*** Opening INFORMATION SUPPLIED ***
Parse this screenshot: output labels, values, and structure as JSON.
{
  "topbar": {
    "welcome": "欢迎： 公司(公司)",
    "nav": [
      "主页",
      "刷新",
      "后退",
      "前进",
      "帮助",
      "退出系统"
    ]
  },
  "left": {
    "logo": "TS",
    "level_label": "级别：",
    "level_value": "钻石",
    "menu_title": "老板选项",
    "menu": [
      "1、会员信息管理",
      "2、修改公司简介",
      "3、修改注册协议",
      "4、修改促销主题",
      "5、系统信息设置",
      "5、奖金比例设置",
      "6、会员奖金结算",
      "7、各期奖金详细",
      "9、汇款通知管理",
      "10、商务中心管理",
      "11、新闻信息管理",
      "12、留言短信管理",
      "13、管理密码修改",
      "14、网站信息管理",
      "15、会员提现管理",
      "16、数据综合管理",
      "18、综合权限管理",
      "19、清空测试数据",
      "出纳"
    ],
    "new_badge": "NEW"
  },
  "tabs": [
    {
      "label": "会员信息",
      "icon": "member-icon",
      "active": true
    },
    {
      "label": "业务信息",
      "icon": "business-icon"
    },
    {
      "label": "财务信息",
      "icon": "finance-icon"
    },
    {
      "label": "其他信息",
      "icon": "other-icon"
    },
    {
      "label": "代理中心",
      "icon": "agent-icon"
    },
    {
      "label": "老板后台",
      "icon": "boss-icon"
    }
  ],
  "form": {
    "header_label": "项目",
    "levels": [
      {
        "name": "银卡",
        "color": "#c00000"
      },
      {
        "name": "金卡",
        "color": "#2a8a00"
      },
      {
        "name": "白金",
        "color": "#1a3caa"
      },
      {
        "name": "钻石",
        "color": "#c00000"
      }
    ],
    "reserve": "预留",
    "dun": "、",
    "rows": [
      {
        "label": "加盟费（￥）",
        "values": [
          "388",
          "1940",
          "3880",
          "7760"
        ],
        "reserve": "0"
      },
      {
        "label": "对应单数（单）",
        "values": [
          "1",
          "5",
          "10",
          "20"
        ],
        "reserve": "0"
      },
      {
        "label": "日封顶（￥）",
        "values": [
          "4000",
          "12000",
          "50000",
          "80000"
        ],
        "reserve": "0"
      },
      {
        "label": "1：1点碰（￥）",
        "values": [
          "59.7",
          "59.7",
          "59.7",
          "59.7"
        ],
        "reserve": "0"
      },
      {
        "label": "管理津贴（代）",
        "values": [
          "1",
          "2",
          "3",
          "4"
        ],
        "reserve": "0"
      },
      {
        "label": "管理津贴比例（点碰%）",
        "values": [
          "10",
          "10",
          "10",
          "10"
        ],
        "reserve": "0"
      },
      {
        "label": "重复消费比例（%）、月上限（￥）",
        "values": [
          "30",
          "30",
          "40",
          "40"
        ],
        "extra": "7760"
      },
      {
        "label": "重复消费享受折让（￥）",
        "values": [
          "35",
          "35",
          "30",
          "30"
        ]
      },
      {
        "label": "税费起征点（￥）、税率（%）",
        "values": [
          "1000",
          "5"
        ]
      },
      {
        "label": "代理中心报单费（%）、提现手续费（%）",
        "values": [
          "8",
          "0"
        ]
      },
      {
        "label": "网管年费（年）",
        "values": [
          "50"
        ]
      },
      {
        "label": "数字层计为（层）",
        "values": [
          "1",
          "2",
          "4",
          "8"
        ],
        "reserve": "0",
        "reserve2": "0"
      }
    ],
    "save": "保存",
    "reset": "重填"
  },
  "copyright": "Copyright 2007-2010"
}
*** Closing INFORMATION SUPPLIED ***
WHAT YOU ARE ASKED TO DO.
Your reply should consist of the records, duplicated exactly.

EXERCISE RESULT.
Parse this screenshot: output labels, values, and structure as JSON.
{
  "topbar": {
    "welcome": "欢迎： 公司(公司)",
    "nav": [
      "主页",
      "刷新",
      "后退",
      "前进",
      "帮助",
      "退出系统"
    ]
  },
  "left": {
    "logo": "TS",
    "level_label": "级别：",
    "level_value": "钻石",
    "menu_title": "老板选项",
    "menu": [
      "1、会员信息管理",
      "2、修改公司简介",
      "3、修改注册协议",
      "4、修改促销主题",
      "5、系统信息设置",
      "5、奖金比例设置",
      "6、会员奖金结算",
      "7、各期奖金详细",
      "9、汇款通知管理",
      "10、商务中心管理",
      "11、新闻信息管理",
      "12、留言短信管理",
      "13、管理密码修改",
      "14、网站信息管理",
      "15、会员提现管理",
      "16、数据综合管理",
      "18、综合权限管理",
      "19、清空测试数据",
      "出纳"
    ],
    "new_badge": "NEW"
  },
  "tabs": [
    {
      "label": "会员信息",
      "icon": "member-icon",
      "active": true
    },
    {
      "label": "业务信息",
      "icon": "business-icon"
    },
    {
      "label": "财务信息",
      "icon": "finance-icon"
    },
    {
      "label": "其他信息",
      "icon": "other-icon"
    },
    {
      "label": "代理中心",
      "icon": "agent-icon"
    },
    {
      "label": "老板后台",
      "icon": "boss-icon"
    }
  ],
  "form": {
    "header_label": "项目",
    "levels": [
      {
        "name": "银卡",
        "color": "#c00000"
      },
      {
        "name": "金卡",
        "color": "#2a8a00"
      },
      {
        "name": "白金",
        "color": "#1a3caa"
      },
      {
        "name": "钻石",
        "color": "#c00000"
      }
    ],
    "reserve": "预留",
    "dun": "、",
    "rows": [
      {
        "label": "加盟费（￥）",
        "values": [
          "388",
          "1940",
          "3880",
          "7760"
        ],
        "reserve": "0"
      },
      {
        "label": "对应单数（单）",
        "values": [
          "1",
          "5",
          "10",
          "20"
        ],
        "reserve": "0"
      },
      {
        "label": "日封顶（￥）",
        "values": [
          "4000",
          "12000",
          "50000",
          "80000"
        ],
        "reserve": "0"
      },
      {
        "label": "1：1点碰（￥）",
        "values": [
          "59.7",
          "59.7",
          "59.7",
          "59.7"
        ],
        "reserve": "0"
      },
      {
        "label": "管理津贴（代）",
        "values": [
          "1",
          "2",
          "3",
          "4"
        ],
        "reserve": "0"
      },
      {
        "label": "管理津贴比例（点碰%）",
        "values": [
          "10",
          "10",
          "10",
          "10"
        ],
        "reserve": "0"
      },
      {
        "label": "重复消费比例（%）、月上限（￥）",
        "values": [
          "30",
          "30",
          "40",
          "40"
        ],
        "extra": "7760"
      },
      {
        "label": "重复消费享受折让（￥）",
        "values": [
          "35",
          "35",
          "30",
          "30"
        ]
      },
      {
        "label": "税费起征点（￥）、税率（%）",
        "values": [
          "1000",
          "5"
        ]
      },
      {
        "label": "代理中心报单费（%）、提现手续费（%）",
        "values": [
          "8",
          "0"
        ]
      },
      {
        "label": "网管年费（年）",
        "values": [
          "50"
        ]
      },
      {
        "label": "数字层计为（层）",
        "values": [
          "1",
          "2",
          "4",
          "8"
        ],
        "reserve": "0",
        "reserve2": "0"
      }
    ],
    "save": "保存",
    "reset": "重填"
  },
  "copyright": "Copyright 2007-2010"
}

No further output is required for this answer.